"We are aware of reports that individuals at the university did not respond appropriately during that era," the university said, adding that the state attorney general's office had appointed private legal counsel for the school.
"Ohio State remains committed to uncovering what may have happened and what university leaders at the time may have known," it said.
Geiger and Hellickson did not immediately respond to requests for comment.
The lawsuits ask for unspecified damages, and the first one also asks for an injunctive order that the university adopt a program to protect future student athletes.
The first lawsuit claims that as a result of Ohio State's alleged failure to properly investigate the complaints, the four John Does — one who was allegedly just 14 years old when the abuse began — have suffered physically and mentally, including "shock, emotional distress, physical manifestations of emotional distress," which have impeded the performance of "daily activities and obtaining the full enjoyment of life." The lawsuit on behalf of the fifth John Doe makes similar claims.
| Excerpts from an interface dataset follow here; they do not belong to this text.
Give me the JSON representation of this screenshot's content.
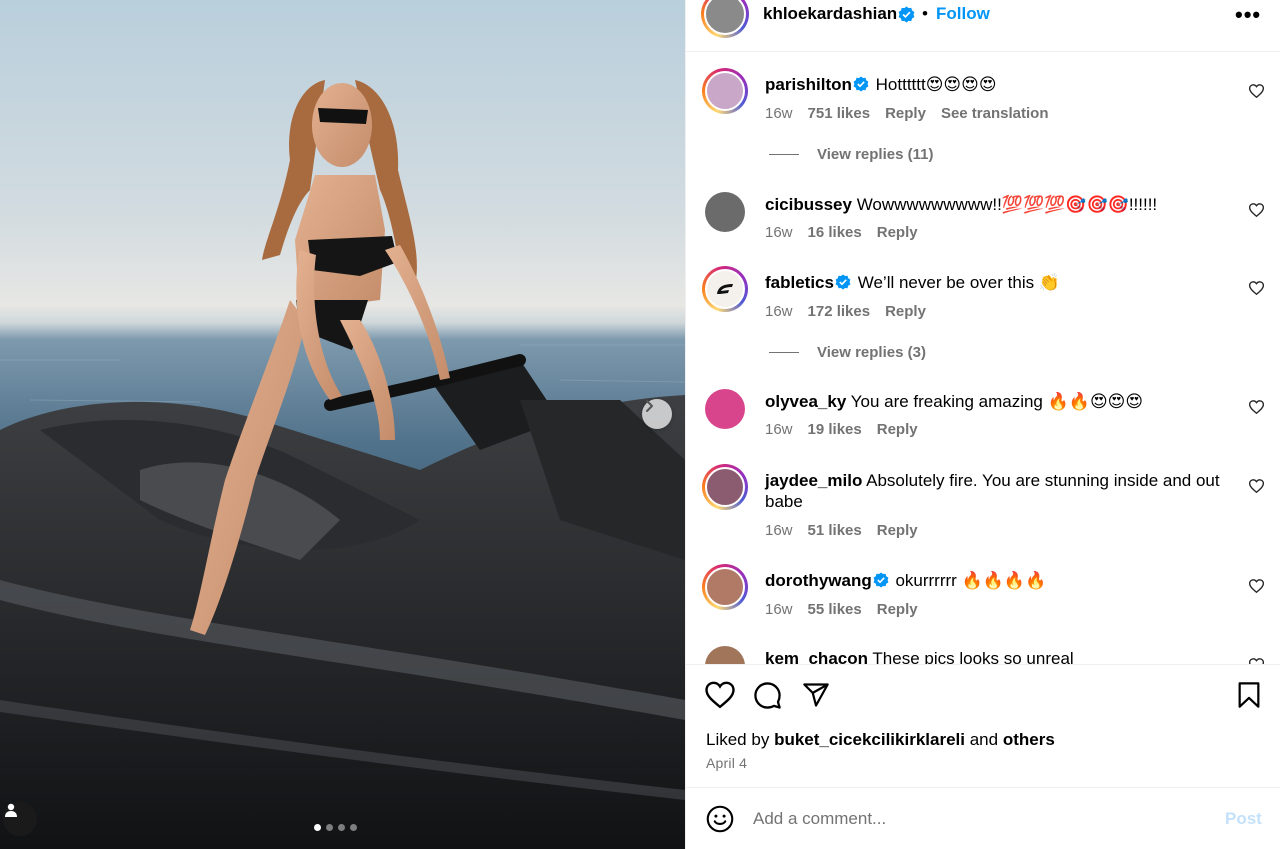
{
  "post": {
    "author": "khloekardashian",
    "author_verified": true,
    "follow_label": "Follow",
    "separator": "•",
    "more_label": "•••",
    "carousel": {
      "total_slides": 4,
      "active_slide": 1
    }
  },
  "comments": [
    {
      "username": "parishilton",
      "verified": true,
      "text": "Hotttttt😍😍😍😍",
      "age": "16w",
      "likes": "751 likes",
      "reply": "Reply",
      "translate": "See translation",
      "view_replies": "View replies (11)",
      "avatar_color": "#c9a7c8"
    },
    {
      "username": "cicibussey",
      "verified": false,
      "text": "Wowwwwwwwww!!💯💯💯🎯🎯🎯!!!!!!",
      "age": "16w",
      "likes": "16 likes",
      "reply": "Reply",
      "avatar_color": "#6b6b6b"
    },
    {
      "username": "fabletics",
      "verified": true,
      "text": "We’ll never be over this 👏",
      "age": "16w",
      "likes": "172 likes",
      "reply": "Reply",
      "view_replies": "View replies (3)",
      "avatar_color": "#f4f1ec"
    },
    {
      "username": "olyvea_ky",
      "verified": false,
      "text": "You are freaking amazing 🔥🔥😍😍😍",
      "age": "16w",
      "likes": "19 likes",
      "reply": "Reply",
      "avatar_color": "#d8458c"
    },
    {
      "username": "jaydee_milo",
      "verified": false,
      "text": "Absolutely fire. You are stunning inside and out babe",
      "age": "16w",
      "likes": "51 likes",
      "reply": "Reply",
      "avatar_color": "#8b5b6f"
    },
    {
      "username": "dorothywang",
      "verified": true,
      "text": "okurrrrrr 🔥🔥🔥🔥",
      "age": "16w",
      "likes": "55 likes",
      "reply": "Reply",
      "avatar_color": "#b07a66"
    },
    {
      "username": "kem_chacon",
      "verified": false,
      "text": "These pics looks so unreal",
      "avatar_color": "#a0755a"
    }
  ],
  "footer": {
    "liked_prefix": "Liked by",
    "liked_user": "buket_cicekcilikirklareli",
    "liked_and": "and",
    "liked_others": "others",
    "date": "April 4",
    "comment_placeholder": "Add a comment...",
    "post_label": "Post"
  },
  "icons": {
    "like": "heart-icon",
    "comment": "comment-icon",
    "share": "send-icon",
    "save": "bookmark-icon",
    "emoji": "emoji-icon",
    "verified": "verified-badge-icon",
    "next": "chevron-right-icon",
    "tag": "user-tag-icon"
  },
  "colors": {
    "accent": "#0095f6",
    "muted": "#737373",
    "post_disabled": "#c4e1fb"
  }
}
Strauss's family previously released a statement saying they were "shocked and saddened" by the allegations.
Rep. Jim Jordan, R-Ohio, a former assistant wrestling coach at Ohio State, is not mentioned in the first complaint, although it cites news reports discussing allegations against him. Jordan is mentioned in the second complaint, which cites NBC News to detail accusations from former wrestlers that Jordan, according to the complaint, "was also aware of Strauss’ abuse but that he also concealed it."
Jordan was accused by six former wrestlers who spoke to NBC News of turning a blind eye to the abuse by Strauss. One former wrestler, Dunyasha Yetts, said he had reported the abuse directly to Jordan, an account corroborated by a second wrestler, Shawn Dailey. Yetts' account is cited in the lawsuit. All the other wrestlers who spoke to NBC News said they believed Jordan must have known of the abuse because Strauss's inappropriate behavior was regularly discussed in the locker room.
The lawsuit that mentions Jordan does not name him as a defendant; it names Ohio State University and leaves open the possibility of naming additional entities or people once more is known about their roles in the alleged abuse.
A spokesman on Tuesday reiterated Jordan's repeated denials that he knew about any abuse, and some former coaches and wrestlers, including two who spoke to NBC News, have said they believed he did not know about it.
Steve Estey, one of the four attorneys representing the first four John Does, said he expected Jordan to be called as a witness in that case. Estey called denials from Jordan and others "frustrating" for his clients.
"Just like with the #MeToo movement, there is strength in numbers," Estey said. "The more people who come forward and support our clients with their own stories, the more credibility they'll get. But the truth will come out."
Estey said that his team had already been contacted by other athletes looking to be added to the complaint and that although damages are currently unspecified, he expected any award would be large.
"Who knows how many will come forward?" he said. "In a single case, I've gotten verdicts of $30 million. I'm not saying I'm asking for that here, but the psychological harm that goes on with this kind of abuse is lifelong. Juries understand that."